BEGIN

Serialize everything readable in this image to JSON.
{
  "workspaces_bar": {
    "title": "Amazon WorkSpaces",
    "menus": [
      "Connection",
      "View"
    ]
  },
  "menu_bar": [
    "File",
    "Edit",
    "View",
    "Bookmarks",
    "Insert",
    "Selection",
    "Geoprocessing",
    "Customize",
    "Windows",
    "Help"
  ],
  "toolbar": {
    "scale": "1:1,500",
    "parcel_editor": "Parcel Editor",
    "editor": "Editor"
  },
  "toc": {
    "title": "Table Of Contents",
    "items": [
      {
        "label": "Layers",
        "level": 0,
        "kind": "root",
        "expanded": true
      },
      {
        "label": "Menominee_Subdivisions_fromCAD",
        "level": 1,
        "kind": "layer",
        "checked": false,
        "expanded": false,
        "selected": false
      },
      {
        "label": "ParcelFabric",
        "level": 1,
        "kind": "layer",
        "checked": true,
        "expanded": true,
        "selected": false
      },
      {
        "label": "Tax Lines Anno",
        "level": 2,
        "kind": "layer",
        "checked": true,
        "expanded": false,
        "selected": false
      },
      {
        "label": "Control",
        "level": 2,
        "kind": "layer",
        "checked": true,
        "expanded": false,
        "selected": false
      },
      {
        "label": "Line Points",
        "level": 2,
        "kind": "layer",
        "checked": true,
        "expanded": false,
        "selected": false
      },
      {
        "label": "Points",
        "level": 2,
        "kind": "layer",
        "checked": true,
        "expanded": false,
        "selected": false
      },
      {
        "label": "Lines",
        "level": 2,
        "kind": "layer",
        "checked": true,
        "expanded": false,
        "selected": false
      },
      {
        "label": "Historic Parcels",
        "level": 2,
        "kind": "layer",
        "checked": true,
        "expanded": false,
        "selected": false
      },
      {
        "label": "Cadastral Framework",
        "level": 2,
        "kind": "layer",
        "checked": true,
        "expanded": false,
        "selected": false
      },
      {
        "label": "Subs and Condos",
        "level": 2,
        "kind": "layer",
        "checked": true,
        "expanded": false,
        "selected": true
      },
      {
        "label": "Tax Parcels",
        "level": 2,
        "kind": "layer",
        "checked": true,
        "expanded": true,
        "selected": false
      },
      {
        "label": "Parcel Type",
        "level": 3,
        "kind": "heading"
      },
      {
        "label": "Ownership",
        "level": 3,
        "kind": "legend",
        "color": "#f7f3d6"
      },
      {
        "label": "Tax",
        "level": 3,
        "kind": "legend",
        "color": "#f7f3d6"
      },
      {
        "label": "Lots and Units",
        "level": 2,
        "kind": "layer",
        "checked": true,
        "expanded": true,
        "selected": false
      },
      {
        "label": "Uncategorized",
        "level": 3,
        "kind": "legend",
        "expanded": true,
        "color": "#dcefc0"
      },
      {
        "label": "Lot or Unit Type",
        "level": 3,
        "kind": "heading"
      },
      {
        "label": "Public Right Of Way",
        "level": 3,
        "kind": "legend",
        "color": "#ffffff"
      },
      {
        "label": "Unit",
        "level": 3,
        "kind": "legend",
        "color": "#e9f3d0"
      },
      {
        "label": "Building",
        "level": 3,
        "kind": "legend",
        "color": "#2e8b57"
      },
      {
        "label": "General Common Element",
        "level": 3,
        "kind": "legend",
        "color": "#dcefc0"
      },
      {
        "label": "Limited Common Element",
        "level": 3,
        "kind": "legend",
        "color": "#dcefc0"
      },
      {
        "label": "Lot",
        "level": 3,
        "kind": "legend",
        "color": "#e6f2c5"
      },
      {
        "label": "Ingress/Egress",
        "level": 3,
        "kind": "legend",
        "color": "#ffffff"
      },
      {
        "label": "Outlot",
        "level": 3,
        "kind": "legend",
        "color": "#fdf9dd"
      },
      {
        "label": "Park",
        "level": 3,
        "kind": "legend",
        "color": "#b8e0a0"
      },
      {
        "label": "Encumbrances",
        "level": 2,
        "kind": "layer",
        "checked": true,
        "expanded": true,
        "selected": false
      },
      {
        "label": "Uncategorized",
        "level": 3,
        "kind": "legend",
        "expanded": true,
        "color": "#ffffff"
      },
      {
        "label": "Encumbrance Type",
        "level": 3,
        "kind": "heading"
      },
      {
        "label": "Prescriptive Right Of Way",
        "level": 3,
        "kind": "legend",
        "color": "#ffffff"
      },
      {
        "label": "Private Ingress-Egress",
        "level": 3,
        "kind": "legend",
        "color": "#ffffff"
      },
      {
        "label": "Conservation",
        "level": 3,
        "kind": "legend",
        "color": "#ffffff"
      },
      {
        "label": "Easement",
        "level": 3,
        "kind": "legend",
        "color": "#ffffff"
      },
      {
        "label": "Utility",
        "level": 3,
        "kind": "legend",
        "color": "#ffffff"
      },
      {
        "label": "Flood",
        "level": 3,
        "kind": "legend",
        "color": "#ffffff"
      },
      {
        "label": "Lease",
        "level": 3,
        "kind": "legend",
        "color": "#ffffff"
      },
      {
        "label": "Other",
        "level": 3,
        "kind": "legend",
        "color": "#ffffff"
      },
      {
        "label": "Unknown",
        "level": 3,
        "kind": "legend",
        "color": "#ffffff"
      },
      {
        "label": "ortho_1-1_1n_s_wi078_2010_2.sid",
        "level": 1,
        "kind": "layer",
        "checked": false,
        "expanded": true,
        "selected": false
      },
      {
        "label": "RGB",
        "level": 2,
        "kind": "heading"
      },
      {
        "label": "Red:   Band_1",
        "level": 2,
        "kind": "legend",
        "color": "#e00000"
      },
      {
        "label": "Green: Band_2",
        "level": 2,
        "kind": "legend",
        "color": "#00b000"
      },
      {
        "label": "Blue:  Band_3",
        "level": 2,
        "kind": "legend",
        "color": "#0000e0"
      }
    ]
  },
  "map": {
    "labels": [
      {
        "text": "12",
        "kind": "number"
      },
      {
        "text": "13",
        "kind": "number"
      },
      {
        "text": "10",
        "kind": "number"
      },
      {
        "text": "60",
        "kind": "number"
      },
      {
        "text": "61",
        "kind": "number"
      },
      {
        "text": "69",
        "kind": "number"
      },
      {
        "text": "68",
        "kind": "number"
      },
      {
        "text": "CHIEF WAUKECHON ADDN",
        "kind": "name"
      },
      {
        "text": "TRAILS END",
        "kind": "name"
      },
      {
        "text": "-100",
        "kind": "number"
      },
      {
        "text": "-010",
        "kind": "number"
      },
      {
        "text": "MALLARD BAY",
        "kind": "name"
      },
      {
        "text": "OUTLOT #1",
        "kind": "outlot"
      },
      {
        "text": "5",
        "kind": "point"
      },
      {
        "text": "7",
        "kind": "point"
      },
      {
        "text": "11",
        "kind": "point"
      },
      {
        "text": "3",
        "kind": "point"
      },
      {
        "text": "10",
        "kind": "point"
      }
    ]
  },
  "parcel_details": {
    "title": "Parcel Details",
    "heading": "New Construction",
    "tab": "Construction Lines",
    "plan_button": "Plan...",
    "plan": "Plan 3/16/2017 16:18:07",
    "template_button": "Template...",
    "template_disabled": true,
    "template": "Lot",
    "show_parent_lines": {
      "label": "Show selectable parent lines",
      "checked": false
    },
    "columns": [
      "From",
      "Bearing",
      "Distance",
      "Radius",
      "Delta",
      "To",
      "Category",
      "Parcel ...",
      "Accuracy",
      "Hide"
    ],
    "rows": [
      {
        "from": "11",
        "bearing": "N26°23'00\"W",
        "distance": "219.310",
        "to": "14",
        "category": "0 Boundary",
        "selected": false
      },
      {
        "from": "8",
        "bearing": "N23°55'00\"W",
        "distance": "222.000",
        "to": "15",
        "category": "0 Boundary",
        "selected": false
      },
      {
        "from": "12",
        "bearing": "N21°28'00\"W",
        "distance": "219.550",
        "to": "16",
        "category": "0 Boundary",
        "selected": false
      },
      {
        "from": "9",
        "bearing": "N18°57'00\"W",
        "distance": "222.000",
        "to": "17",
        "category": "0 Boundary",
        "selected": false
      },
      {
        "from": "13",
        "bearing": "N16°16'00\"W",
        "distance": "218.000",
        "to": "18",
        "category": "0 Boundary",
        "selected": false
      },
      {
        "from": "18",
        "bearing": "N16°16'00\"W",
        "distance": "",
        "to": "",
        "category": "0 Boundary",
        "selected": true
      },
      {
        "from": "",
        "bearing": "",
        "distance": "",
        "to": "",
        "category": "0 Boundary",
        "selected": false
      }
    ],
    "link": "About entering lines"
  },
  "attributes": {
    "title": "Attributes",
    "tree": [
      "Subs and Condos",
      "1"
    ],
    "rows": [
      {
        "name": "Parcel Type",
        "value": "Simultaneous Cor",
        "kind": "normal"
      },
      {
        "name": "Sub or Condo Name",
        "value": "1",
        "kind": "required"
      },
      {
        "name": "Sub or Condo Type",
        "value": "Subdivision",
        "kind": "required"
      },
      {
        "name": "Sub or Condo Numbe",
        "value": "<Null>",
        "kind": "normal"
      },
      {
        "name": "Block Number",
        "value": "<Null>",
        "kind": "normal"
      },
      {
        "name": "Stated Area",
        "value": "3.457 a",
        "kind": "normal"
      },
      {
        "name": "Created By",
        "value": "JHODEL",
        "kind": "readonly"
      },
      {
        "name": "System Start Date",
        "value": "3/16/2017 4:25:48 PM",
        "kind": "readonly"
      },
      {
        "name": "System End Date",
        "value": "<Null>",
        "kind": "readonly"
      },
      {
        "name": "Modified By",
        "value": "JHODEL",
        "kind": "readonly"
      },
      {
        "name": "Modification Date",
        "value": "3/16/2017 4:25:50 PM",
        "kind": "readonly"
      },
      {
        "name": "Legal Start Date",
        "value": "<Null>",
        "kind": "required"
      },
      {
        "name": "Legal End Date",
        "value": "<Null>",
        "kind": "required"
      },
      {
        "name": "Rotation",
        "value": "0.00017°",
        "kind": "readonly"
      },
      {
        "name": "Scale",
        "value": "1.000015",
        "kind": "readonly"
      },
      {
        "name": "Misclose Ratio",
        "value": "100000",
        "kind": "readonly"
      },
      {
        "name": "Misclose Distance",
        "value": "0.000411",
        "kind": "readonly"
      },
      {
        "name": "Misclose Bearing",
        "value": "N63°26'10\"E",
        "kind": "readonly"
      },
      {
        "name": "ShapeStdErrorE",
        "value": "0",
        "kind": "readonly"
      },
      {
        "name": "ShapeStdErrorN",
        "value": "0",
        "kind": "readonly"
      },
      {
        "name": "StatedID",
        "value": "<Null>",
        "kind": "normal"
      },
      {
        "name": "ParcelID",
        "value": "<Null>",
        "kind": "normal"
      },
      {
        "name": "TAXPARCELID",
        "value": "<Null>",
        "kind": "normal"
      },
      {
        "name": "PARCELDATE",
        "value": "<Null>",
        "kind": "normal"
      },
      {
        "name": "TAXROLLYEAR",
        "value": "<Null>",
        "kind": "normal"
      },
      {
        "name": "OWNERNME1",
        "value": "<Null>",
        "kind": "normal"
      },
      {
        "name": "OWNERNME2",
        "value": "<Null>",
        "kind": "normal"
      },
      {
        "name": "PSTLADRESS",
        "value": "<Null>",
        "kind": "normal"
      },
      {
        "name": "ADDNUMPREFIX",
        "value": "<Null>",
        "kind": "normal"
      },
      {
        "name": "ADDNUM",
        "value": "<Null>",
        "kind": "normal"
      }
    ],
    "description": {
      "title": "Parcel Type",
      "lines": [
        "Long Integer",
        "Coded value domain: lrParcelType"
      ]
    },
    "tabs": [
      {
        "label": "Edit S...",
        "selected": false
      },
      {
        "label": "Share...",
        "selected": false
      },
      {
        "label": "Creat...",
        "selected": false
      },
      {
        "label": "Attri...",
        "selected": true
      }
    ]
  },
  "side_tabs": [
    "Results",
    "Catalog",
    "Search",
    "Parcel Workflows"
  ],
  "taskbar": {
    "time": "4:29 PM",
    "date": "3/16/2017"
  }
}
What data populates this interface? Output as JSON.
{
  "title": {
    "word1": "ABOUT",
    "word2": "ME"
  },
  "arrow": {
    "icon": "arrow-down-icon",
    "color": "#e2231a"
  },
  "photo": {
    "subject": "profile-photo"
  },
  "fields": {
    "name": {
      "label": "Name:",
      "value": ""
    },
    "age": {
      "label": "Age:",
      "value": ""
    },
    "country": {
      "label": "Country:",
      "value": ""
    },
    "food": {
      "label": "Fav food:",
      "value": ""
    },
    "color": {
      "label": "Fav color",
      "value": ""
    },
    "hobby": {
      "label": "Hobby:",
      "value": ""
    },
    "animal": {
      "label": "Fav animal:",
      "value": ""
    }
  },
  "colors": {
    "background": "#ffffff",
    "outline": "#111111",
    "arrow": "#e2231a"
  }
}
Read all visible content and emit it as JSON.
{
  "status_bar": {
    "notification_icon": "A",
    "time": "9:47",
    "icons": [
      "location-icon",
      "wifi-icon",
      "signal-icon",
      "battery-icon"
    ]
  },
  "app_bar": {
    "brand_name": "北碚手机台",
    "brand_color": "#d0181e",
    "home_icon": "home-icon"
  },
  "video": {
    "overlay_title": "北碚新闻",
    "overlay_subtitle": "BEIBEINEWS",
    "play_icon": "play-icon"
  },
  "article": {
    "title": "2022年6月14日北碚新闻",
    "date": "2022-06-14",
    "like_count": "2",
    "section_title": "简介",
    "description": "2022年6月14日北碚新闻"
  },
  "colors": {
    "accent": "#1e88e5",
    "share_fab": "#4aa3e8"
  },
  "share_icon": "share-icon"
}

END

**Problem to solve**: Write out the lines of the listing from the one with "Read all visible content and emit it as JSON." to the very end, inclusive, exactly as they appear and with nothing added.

**Expected output**:
Read all visible content and emit it as JSON.
{
  "status_bar": {
    "notification_icon": "A",
    "time": "9:47",
    "icons": [
      "location-icon",
      "wifi-icon",
      "signal-icon",
      "battery-icon"
    ]
  },
  "app_bar": {
    "brand_name": "北碚手机台",
    "brand_color": "#d0181e",
    "home_icon": "home-icon"
  },
  "video": {
    "overlay_title": "北碚新闻",
    "overlay_subtitle": "BEIBEINEWS",
    "play_icon": "play-icon"
  },
  "article": {
    "title": "2022年6月14日北碚新闻",
    "date": "2022-06-14",
    "like_count": "2",
    "section_title": "简介",
    "description": "2022年6月14日北碚新闻"
  },
  "colors": {
    "accent": "#1e88e5",
    "share_fab": "#4aa3e8"
  },
  "share_icon": "share-icon"
}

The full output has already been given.